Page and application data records
========
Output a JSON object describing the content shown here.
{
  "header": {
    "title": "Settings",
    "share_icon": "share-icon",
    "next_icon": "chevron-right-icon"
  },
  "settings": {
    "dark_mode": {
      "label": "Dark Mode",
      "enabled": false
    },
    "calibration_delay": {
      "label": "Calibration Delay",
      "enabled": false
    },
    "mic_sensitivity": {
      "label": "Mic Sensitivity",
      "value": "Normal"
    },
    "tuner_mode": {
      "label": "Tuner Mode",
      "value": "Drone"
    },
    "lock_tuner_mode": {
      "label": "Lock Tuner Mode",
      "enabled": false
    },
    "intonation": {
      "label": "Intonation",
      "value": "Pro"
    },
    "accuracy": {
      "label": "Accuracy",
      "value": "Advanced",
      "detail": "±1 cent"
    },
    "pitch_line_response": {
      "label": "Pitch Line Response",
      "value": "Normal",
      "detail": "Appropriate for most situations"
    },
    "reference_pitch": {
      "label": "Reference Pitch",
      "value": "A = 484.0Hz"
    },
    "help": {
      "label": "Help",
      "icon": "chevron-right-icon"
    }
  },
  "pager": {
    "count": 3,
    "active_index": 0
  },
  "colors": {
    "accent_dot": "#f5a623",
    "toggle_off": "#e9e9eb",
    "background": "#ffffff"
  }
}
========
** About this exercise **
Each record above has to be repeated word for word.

** Expected output **
Output a JSON object describing the content shown here.
{
  "header": {
    "title": "Settings",
    "share_icon": "share-icon",
    "next_icon": "chevron-right-icon"
  },
  "settings": {
    "dark_mode": {
      "label": "Dark Mode",
      "enabled": false
    },
    "calibration_delay": {
      "label": "Calibration Delay",
      "enabled": false
    },
    "mic_sensitivity": {
      "label": "Mic Sensitivity",
      "value": "Normal"
    },
    "tuner_mode": {
      "label": "Tuner Mode",
      "value": "Drone"
    },
    "lock_tuner_mode": {
      "label": "Lock Tuner Mode",
      "enabled": false
    },
    "intonation": {
      "label": "Intonation",
      "value": "Pro"
    },
    "accuracy": {
      "label": "Accuracy",
      "value": "Advanced",
      "detail": "±1 cent"
    },
    "pitch_line_response": {
      "label": "Pitch Line Response",
      "value": "Normal",
      "detail": "Appropriate for most situations"
    },
    "reference_pitch": {
      "label": "Reference Pitch",
      "value": "A = 484.0Hz"
    },
    "help": {
      "label": "Help",
      "icon": "chevron-right-icon"
    }
  },
  "pager": {
    "count": 3,
    "active_index": 0
  },
  "colors": {
    "accent_dot": "#f5a623",
    "toggle_off": "#e9e9eb",
    "background": "#ffffff"
  }
}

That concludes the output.